What needs to be done:
Give back all of the data exactly as it stands, with the pictures removed.

Records shown:
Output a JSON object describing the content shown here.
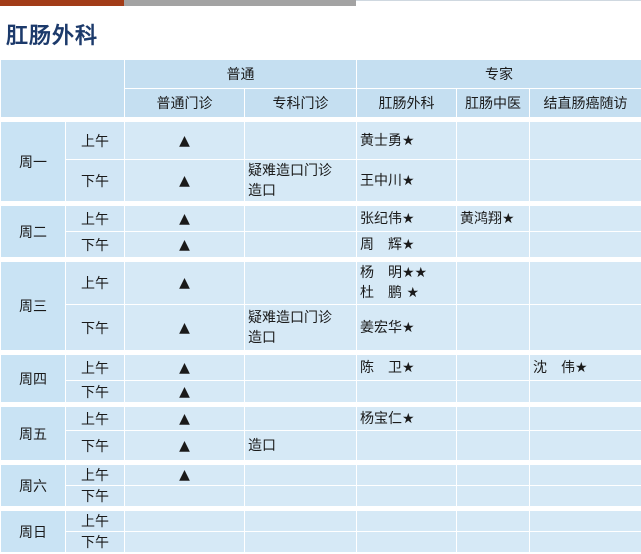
{
  "title": "肛肠外科",
  "groups": {
    "general": "普通",
    "expert": "专家"
  },
  "columns": [
    "普通门诊",
    "专科门诊",
    "肛肠外科",
    "肛肠中医",
    "结直肠癌随访"
  ],
  "tri": "▲",
  "rows": [
    {
      "day": "周一",
      "am": "上午",
      "pm": "下午",
      "am_special": "",
      "am_surgery": "黄士勇★",
      "am_tcm": "",
      "am_followup": "",
      "pm_special": "疑难造口门诊\n造口",
      "pm_surgery": "王中川★",
      "pm_tcm": "",
      "pm_followup": ""
    },
    {
      "day": "周二",
      "am": "上午",
      "pm": "下午",
      "am_special": "",
      "am_surgery": "张纪伟★",
      "am_tcm": "黄鸿翔★",
      "am_followup": "",
      "pm_special": "",
      "pm_surgery": "周　辉★",
      "pm_tcm": "",
      "pm_followup": ""
    },
    {
      "day": "周三",
      "am": "上午",
      "pm": "下午",
      "am_special": "",
      "am_surgery": "杨　明★★\n杜　鹏 ★",
      "am_tcm": "",
      "am_followup": "",
      "pm_special": "疑难造口门诊\n造口",
      "pm_surgery": "姜宏华★",
      "pm_tcm": "",
      "pm_followup": ""
    },
    {
      "day": "周四",
      "am": "上午",
      "pm": "下午",
      "am_special": "",
      "am_surgery": "陈　卫★",
      "am_tcm": "",
      "am_followup": "沈　伟★",
      "pm_special": "",
      "pm_surgery": "",
      "pm_tcm": "",
      "pm_followup": ""
    },
    {
      "day": "周五",
      "am": "上午",
      "pm": "下午",
      "am_special": "",
      "am_surgery": "杨宝仁★",
      "am_tcm": "",
      "am_followup": "",
      "pm_special": "造口",
      "pm_surgery": "",
      "pm_tcm": "",
      "pm_followup": ""
    },
    {
      "day": "周六",
      "am": "上午",
      "pm": "下午",
      "am_special": "",
      "am_surgery": "",
      "am_tcm": "",
      "am_followup": "",
      "pm_special": "",
      "pm_surgery": "",
      "pm_tcm": "",
      "pm_followup": ""
    },
    {
      "day": "周日",
      "am": "上午",
      "pm": "下午",
      "am_special": "",
      "am_surgery": "",
      "am_tcm": "",
      "am_followup": "",
      "pm_special": "",
      "pm_surgery": "",
      "pm_tcm": "",
      "pm_followup": ""
    }
  ]
}
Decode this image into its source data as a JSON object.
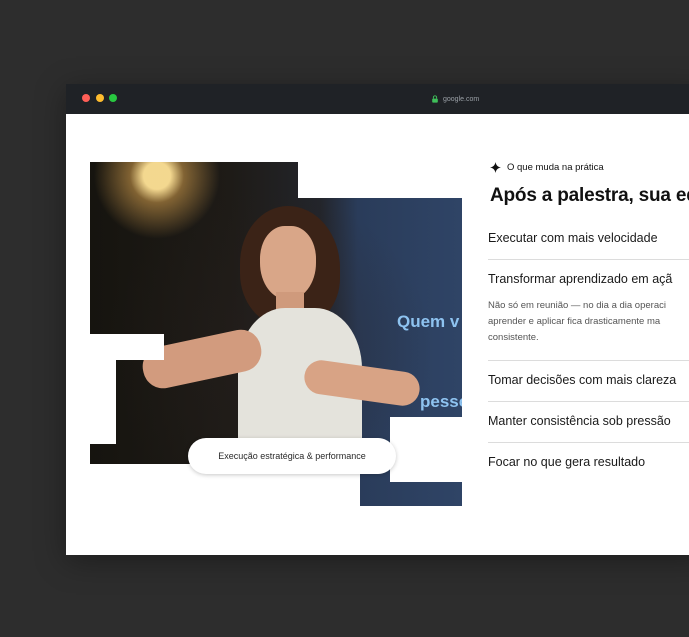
{
  "browser": {
    "url": "google.com",
    "colors": {
      "close": "#ff5f57",
      "minimize": "#febc2e",
      "maximize": "#28c840"
    }
  },
  "hero_image": {
    "screen_text_1": "Quem v",
    "screen_text_2": "pesso",
    "caption": "Execução estratégica & performance"
  },
  "section": {
    "eyebrow": "O que muda na prática",
    "title": "Após a palestra, sua eq",
    "items": [
      {
        "label": "Executar com mais velocidade"
      },
      {
        "label": "Transformar aprendizado em açã",
        "description_lines": [
          "Não só em reunião — no dia a dia operaci",
          "aprender e aplicar fica drasticamente ma",
          "consistente."
        ]
      },
      {
        "label": "Tomar decisões com mais clareza"
      },
      {
        "label": "Manter consistência sob pressão"
      },
      {
        "label": "Focar no que gera resultado"
      }
    ]
  }
}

Response area:
Output a JSON object describing the content shown here.
{
  "title": "肛肠外科",
  "groups": {
    "general": "普通",
    "expert": "专家"
  },
  "columns": [
    "普通门诊",
    "专科门诊",
    "肛肠外科",
    "肛肠中医",
    "结直肠癌随访"
  ],
  "tri": "▲",
  "rows": [
    {
      "day": "周一",
      "am": "上午",
      "pm": "下午",
      "am_special": "",
      "am_surgery": "黄士勇★",
      "am_tcm": "",
      "am_followup": "",
      "pm_special": "疑难造口门诊\n造口",
      "pm_surgery": "王中川★",
      "pm_tcm": "",
      "pm_followup": ""
    },
    {
      "day": "周二",
      "am": "上午",
      "pm": "下午",
      "am_special": "",
      "am_surgery": "张纪伟★",
      "am_tcm": "黄鸿翔★",
      "am_followup": "",
      "pm_special": "",
      "pm_surgery": "周　辉★",
      "pm_tcm": "",
      "pm_followup": ""
    },
    {
      "day": "周三",
      "am": "上午",
      "pm": "下午",
      "am_special": "",
      "am_surgery": "杨　明★★\n杜　鹏 ★",
      "am_tcm": "",
      "am_followup": "",
      "pm_special": "疑难造口门诊\n造口",
      "pm_surgery": "姜宏华★",
      "pm_tcm": "",
      "pm_followup": ""
    },
    {
      "day": "周四",
      "am": "上午",
      "pm": "下午",
      "am_special": "",
      "am_surgery": "陈　卫★",
      "am_tcm": "",
      "am_followup": "沈　伟★",
      "pm_special": "",
      "pm_surgery": "",
      "pm_tcm": "",
      "pm_followup": ""
    },
    {
      "day": "周五",
      "am": "上午",
      "pm": "下午",
      "am_special": "",
      "am_surgery": "杨宝仁★",
      "am_tcm": "",
      "am_followup": "",
      "pm_special": "造口",
      "pm_surgery": "",
      "pm_tcm": "",
      "pm_followup": ""
    },
    {
      "day": "周六",
      "am": "上午",
      "pm": "下午",
      "am_special": "",
      "am_surgery": "",
      "am_tcm": "",
      "am_followup": "",
      "pm_special": "",
      "pm_surgery": "",
      "pm_tcm": "",
      "pm_followup": ""
    },
    {
      "day": "周日",
      "am": "上午",
      "pm": "下午",
      "am_special": "",
      "am_surgery": "",
      "am_tcm": "",
      "am_followup": "",
      "pm_special": "",
      "pm_surgery": "",
      "pm_tcm": "",
      "pm_followup": ""
    }
  ]
}
Decode this image into its source data as a JSON object.
{
  "browser": {
    "url": "google.com",
    "colors": {
      "close": "#ff5f57",
      "minimize": "#febc2e",
      "maximize": "#28c840"
    }
  },
  "hero_image": {
    "screen_text_1": "Quem v",
    "screen_text_2": "pesso",
    "caption": "Execução estratégica & performance"
  },
  "section": {
    "eyebrow": "O que muda na prática",
    "title": "Após a palestra, sua eq",
    "items": [
      {
        "label": "Executar com mais velocidade"
      },
      {
        "label": "Transformar aprendizado em açã",
        "description_lines": [
          "Não só em reunião — no dia a dia operaci",
          "aprender e aplicar fica drasticamente ma",
          "consistente."
        ]
      },
      {
        "label": "Tomar decisões com mais clareza"
      },
      {
        "label": "Manter consistência sob pressão"
      },
      {
        "label": "Focar no que gera resultado"
      }
    ]
  }
}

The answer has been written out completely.